One week after Facebook's Trending Topics algorithm promoted a false news story to millions of people, Mark Zuckerberg has publicly acknowledged the company could be "doing a better job filtering out false information or clickbait." Zuckerberg made the statement in a Facebook post marking the 10th anniversary of News Feed.
It's taken nearly two years, but this week clearly showed how Facebook's approach to battling fake news has failed. Only a fews days after the company laid off the human editors who managed its Trending Topics and related news articles, a false story about Fox News host Megyn Kelly became a top Trending Topic on the platform for nearly 24 hours.
1. For much of Sunday and into Monday, Fox News host Megyn Kelly was one of the top Trending Topics on Facebook. Her name appeared in the sidebar seen by Facebook users in the United States: EndingTheFed.com was anonymously registered by its current owner in March of this year.
Yes, really. The decision to not admit Russian paralympians was made by complete idiots, they are the ones that are really disabled here. How do you explain the fact that athletes from Russia with all these scandals around doping, still competed at the Olympics in Rio and all of the Russian Paralympic team, which has never been involved in doping scandals, will not go to Rio?
3. That hashtag and the false and racist messages is the latest incarnation of a long-running hoax used by trolls to spread negative stereotypes about black people, and Black Lives Matter in particular.
1. Tons of people are sharing this photo and claiming it shows two French bikers protesting the birkini ban by wearing a "motokini": People are responding to the tweet with messages of solidarity with Muslim women that the photo supposedly shows. This image has nothing to do with the birkini ban in France.
4. When the Royal Canadian Mint released a ~$1,000~ gold coin with the Canadarm on it. 5. When the director general of the Canadian Space Agency shamed a museum for referring to it as "NASA's Canadarm." 20. When we made a Canadarm 2 to replace the first one. 22.
Muck Rack makes it simple to find people, tweets, or articles that mention any name, keyword, company, hashtag etc. We've compiled this guide to help you make the most of your search.
Selecting a term
Start searching tweets, articles from media outlets, articles mentioned in tweets, journalists'
names, titles and bios with some suggested searches:
Companies or Topics (e.g. iPhone, Microsoft)
Phrases (e.g. "cloud computing") — use quotes to keep the terms together
Twitter handles (e.g. @username) — returns those who have mentioned or replied to
Names (e.g. "David Pogue")

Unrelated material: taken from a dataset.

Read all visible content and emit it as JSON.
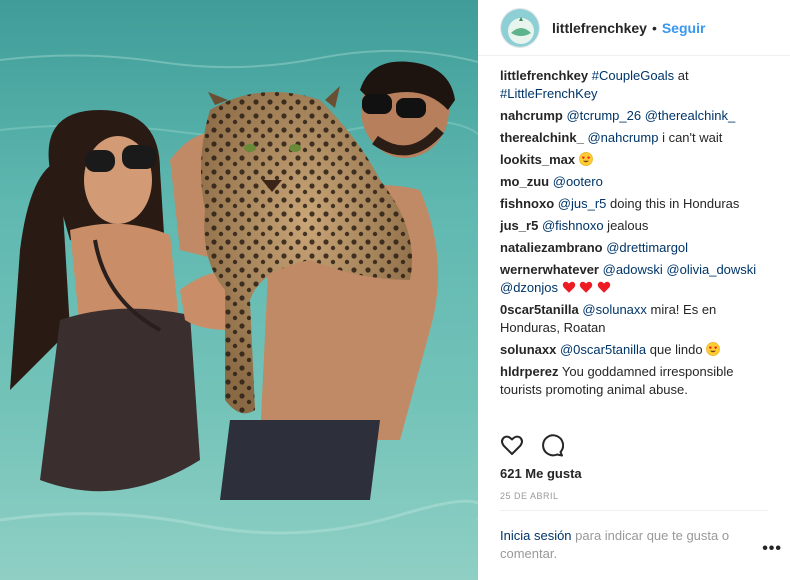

Hashtags (e.g. #sxsw, #london2012)
Bio details (e.g. vegan, Olympics, father)
Muck Rack's Advanced Search allows for many boolean operators.
Find results that mention multiple specified terms, use AND or
+. For example, ensure each result contains both Elon Musk and Mark Zuckerberg by
searching Obama AND Romney or Obama + Romney.
Use the operators OR or , to broaden your search when you'd like either of
multiple terms to appear in results. (This is the default behavior of our search when no operators
are used.) For example, search for democrat OR republican to find results that refer to
Democrats and/or Republicans.
Use NOT or - to subtract results from your search. For
example, searching Disney will yield results about the Walt Disney Company as well as Walt Disney
World Resort. To exclude mentions of Disney World, search for Disney -World or Disney
When using one of these operators with a phrase, enclose it in quotation marks. For example, you can
find results about smartphones excluding Apple's iPhone 4S by searching smartphone -"iPhone
Use parentheses to separate multiple
boolean phrases. For example, to find journalists talking about having fun in Disney World or
Disneyland, search for ("disney world" OR disneyland) AND fun.
An asterisk can be used to search for any variation of a root word truncated by the asterisk. For example, searching for admin* will return results for administrator, administration, administer, administered, etc.
A near operator is an AND operator where you can control the distance between the words. You can vary the distance the near operation uses by adding a forward slash and number (between 0-99) such as strawberries NEAR/10 "whipped cream", which means the strawberries must exist within 10 words of "whipped cream".